We understand that soil has a finite mineral holding capacity or cation exchange capacity (CEC). Each soil can only hold so many cations and so many anions. What the team in the Netherlands described with this chart is that each plant cell also has a finite mineral holding capacity. They identified that calcium, potassium, magnesium, sodium, and ammonium antagonize each other. In other words, when the bucket is full, nothing else can be introduced. An excess of one of these elements — for example, potassium — will create a deficiency of calcium or magnesium. But that deficiency can’t be fixed by adding calcium, since the problem isn’t a calcium deficiency problem, but an excess of potassium problem. We need to apply the antidote to the excesses and allow the deficiencies to correct themselves on their own. 

 

The same holds true for anions. An excess of nitrate, sulphur, chloride, or phosphorus can create deficiencies of the others. Then we have some interesting synergistic relationships diagonally across the chart between phosphorous and zinc, for example, and between calcium and boron. Four nutrients — nitrogen, phosphorus, potassium, and magnesium — are considered highly mobile. They are moved around inside the plant structure very quickly to wherever the plant needs them. Sodium, sulphur, and chloride are moderately mobile. They don’t move around as fast but they do move around inside the plant system. Calcium, however, has no ticket to ride. It is not mobile because it cannot be moved by phloem transport. 

 

Micronutrients are another conversation entirely.

 

All of the nutrients across the top half of the chart, with the exception of calcium, are very mobile. They can move around and we can measure the difference of the nutrient levels in the new leaves and the old leaves. Each sap report shows the nutrient levels of the new leaves and old

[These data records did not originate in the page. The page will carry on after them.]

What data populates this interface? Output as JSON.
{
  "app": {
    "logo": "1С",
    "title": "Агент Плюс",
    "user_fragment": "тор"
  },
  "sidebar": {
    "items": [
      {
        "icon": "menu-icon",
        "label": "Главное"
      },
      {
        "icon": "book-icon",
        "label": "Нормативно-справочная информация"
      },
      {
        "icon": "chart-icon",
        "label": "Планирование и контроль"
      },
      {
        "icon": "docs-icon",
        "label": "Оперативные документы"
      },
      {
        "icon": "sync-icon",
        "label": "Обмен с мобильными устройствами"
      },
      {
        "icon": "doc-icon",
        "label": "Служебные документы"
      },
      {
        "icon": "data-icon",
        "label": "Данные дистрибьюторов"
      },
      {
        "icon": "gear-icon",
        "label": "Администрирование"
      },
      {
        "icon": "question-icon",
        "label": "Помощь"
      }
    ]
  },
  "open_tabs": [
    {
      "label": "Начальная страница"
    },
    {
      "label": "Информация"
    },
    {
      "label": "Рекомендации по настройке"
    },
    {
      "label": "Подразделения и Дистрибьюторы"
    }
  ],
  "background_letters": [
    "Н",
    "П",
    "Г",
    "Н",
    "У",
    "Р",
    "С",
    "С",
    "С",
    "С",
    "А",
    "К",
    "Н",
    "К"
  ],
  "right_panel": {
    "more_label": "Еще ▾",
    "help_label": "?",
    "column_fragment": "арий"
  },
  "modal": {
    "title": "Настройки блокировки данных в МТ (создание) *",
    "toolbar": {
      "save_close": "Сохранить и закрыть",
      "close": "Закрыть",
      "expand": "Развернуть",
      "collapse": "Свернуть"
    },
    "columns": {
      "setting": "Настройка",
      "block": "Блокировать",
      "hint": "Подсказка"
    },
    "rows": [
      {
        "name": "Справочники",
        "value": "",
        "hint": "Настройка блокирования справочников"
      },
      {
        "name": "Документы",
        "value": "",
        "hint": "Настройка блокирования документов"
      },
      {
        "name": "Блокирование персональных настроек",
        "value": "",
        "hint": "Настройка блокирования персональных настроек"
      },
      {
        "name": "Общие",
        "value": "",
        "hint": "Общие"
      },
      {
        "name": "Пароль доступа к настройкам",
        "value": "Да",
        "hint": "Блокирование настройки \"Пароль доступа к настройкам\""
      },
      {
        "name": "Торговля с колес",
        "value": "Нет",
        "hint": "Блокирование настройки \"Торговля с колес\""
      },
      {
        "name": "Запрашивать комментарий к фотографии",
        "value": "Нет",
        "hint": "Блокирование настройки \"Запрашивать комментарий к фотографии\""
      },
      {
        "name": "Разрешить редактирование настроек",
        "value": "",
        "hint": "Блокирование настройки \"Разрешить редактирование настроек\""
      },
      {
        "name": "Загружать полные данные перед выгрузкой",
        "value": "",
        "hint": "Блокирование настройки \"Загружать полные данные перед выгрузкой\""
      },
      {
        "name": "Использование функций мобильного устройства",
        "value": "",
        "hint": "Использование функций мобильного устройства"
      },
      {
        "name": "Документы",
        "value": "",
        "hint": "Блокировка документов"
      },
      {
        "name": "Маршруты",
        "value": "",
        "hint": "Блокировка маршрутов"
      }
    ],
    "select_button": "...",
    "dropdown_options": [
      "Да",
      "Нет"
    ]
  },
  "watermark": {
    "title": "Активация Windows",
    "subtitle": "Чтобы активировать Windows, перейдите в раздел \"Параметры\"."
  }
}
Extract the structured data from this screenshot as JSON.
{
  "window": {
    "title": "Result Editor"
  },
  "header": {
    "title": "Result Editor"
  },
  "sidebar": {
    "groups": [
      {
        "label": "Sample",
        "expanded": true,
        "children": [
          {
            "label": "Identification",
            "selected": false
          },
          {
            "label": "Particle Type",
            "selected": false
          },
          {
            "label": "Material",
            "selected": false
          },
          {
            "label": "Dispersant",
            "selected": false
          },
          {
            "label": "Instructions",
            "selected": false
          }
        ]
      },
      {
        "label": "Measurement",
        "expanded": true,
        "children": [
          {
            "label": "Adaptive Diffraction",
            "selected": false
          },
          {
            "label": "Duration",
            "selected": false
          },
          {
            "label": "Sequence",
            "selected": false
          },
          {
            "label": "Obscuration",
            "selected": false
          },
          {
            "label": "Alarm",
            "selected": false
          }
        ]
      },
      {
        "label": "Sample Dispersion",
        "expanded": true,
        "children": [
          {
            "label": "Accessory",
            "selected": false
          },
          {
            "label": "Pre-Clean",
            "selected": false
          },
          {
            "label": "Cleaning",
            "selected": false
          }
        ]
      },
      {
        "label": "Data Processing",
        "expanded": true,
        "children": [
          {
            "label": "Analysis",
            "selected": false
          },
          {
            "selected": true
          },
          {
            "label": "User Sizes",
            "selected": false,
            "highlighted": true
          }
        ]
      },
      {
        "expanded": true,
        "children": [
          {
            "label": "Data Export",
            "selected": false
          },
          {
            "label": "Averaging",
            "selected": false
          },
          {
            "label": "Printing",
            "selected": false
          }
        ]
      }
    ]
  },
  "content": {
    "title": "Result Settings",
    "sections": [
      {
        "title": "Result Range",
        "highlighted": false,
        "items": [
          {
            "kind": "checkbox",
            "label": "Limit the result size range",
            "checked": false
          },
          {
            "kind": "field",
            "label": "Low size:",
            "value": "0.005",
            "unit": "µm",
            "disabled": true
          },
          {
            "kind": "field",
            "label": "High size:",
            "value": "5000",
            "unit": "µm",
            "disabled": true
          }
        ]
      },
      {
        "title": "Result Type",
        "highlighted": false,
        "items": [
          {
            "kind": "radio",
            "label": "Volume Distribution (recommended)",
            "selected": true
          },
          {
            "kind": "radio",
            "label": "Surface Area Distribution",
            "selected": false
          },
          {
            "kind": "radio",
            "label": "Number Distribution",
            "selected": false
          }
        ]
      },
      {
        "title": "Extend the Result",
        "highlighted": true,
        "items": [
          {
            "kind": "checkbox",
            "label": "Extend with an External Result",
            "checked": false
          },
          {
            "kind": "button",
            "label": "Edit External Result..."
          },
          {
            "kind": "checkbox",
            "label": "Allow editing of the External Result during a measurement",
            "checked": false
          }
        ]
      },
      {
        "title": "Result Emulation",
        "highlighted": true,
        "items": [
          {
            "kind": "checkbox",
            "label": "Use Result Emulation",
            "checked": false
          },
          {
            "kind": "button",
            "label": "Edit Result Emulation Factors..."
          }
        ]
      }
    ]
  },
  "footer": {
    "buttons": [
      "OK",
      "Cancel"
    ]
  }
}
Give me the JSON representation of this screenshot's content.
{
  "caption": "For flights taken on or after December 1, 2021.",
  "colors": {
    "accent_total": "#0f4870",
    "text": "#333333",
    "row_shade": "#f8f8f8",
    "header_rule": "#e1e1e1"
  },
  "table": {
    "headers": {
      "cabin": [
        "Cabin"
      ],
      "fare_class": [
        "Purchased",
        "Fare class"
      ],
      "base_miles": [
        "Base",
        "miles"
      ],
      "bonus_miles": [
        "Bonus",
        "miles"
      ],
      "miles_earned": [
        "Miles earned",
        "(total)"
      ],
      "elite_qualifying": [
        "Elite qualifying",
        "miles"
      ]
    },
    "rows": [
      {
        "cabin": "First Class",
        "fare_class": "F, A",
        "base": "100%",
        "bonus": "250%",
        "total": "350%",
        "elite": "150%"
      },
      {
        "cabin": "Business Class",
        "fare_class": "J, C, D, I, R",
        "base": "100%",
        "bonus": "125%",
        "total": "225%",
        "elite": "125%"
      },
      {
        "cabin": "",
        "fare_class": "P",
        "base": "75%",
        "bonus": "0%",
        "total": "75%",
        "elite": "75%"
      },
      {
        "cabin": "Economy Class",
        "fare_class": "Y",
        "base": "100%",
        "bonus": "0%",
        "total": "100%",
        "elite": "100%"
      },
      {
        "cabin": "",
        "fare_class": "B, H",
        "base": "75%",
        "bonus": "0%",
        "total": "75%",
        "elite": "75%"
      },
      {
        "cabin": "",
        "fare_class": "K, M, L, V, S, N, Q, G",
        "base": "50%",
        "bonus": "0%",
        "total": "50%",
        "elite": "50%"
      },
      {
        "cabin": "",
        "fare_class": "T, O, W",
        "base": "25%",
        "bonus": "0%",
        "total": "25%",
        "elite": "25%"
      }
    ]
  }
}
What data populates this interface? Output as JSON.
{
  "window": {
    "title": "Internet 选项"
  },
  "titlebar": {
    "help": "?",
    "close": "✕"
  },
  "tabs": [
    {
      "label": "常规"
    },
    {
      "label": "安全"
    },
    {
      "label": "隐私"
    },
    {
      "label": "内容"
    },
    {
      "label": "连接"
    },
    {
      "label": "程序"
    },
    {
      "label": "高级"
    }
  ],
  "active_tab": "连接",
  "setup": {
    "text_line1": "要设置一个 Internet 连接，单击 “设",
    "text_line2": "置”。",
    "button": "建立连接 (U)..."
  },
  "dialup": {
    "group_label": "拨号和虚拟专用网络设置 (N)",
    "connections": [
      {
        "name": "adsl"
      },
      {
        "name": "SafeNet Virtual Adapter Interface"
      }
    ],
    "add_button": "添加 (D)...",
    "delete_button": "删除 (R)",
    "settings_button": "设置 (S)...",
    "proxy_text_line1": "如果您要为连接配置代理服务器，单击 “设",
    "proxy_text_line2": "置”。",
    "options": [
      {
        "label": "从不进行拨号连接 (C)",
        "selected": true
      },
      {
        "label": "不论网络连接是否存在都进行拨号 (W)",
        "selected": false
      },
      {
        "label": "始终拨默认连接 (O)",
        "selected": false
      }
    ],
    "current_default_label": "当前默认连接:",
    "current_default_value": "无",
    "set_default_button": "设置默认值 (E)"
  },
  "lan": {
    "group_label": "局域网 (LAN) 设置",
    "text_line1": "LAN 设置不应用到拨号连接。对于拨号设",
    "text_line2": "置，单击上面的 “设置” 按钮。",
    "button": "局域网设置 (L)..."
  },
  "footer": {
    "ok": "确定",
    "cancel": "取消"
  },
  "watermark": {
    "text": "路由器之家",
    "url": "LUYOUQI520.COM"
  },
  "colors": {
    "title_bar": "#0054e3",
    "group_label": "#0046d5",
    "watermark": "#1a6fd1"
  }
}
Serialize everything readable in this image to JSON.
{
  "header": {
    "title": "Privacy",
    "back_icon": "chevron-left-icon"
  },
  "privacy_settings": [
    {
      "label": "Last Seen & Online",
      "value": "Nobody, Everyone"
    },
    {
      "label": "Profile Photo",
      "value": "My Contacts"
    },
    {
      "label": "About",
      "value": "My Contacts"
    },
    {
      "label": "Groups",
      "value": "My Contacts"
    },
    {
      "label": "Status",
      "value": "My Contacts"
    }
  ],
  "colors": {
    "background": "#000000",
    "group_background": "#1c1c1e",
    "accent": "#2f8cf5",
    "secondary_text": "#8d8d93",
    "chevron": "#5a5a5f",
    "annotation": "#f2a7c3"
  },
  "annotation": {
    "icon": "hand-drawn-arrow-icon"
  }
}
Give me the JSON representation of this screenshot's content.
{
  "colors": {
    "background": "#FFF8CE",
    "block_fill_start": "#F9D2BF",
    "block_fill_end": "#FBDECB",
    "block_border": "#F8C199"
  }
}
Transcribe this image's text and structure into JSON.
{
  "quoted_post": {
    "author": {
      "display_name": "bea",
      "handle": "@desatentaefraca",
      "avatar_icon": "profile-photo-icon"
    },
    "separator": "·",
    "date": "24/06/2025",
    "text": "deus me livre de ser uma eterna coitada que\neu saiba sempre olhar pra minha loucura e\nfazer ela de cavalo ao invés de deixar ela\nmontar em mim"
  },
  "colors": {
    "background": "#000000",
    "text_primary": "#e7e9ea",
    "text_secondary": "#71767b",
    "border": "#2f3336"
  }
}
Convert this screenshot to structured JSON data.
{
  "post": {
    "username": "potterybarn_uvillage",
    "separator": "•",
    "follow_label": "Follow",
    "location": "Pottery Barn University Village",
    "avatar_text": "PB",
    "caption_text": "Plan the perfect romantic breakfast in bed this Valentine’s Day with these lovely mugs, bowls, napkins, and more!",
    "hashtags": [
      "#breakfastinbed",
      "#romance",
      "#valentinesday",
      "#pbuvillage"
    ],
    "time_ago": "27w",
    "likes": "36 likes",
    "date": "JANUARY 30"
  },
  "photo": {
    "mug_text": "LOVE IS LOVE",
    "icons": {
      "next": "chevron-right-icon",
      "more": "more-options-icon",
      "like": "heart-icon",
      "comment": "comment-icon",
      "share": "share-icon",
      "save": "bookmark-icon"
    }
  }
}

Mineral Holding Capacity

  • Plant cells have a finite mineral holding capacity.

  • When one cation or anion is excessive another will be displaced  to make room for it.

Synergistic Interactions

  • There is a synergistic relationship between the minerals in opposing quarters.

  • Cation macronutrients, have a synergistic relationship with anion micronutrients (Ca/Si-B).

  • Anion macronutrients have a synergistic relationship with cation micronutrients (P/Zn-Mn). 

Nutrient Mobility

  • All macronutrients except calcium are mobile in plants.

  • Plants attempt to maintain ideal levels in new growth.

  • Comparing old and new leaves can show nutrient movement and early imbalances.

Cation / Anion Balance

  • There is a strong correlation between anion / cation balance and plant immunity.

  • Anion and cation balance is regulated by calcium and phosphorus, the heaviest macronutrient cation and anion respectively.

leaves side by side, and we look at the differential to understand exactly what is happening. If, for example, we have a sap report of tomatoes showing potassium levels in the new leaves to be 3,000 parts per million, and potassium levels in the old leaves to be 7,000 ppm, we conclude that this plant has an adequate supply of potassium.

 

The way we draw that conclusion from those numbers is because there is a surplus of potassium in the old leaves. The plant wants to keep the perfect balance in the new growth, so it puts any surplus in the old leaves at the bottom. So we have 4,000 ppm more potassium in the bottom leaves than we do in the top. If there’s a deficiency, those numbers will be reversed. 

 

We are learning that different varieties of the same type of plant will have different nutritional requirements. Some strawberry varieties require 60 percent more nitrogen and 50 percent less phosphorous than another variety on the same soil type. Sap analysis and comparison allows the grower to customize nutrients in large commercial operations on a variety-by-variety basis to get optimal results.

 

The bottom line is that we are no longer dependent on historical laboratory data for a desired value, because plants themselves have the opportunity through sap analysis to tell us in real time what nutrients they need.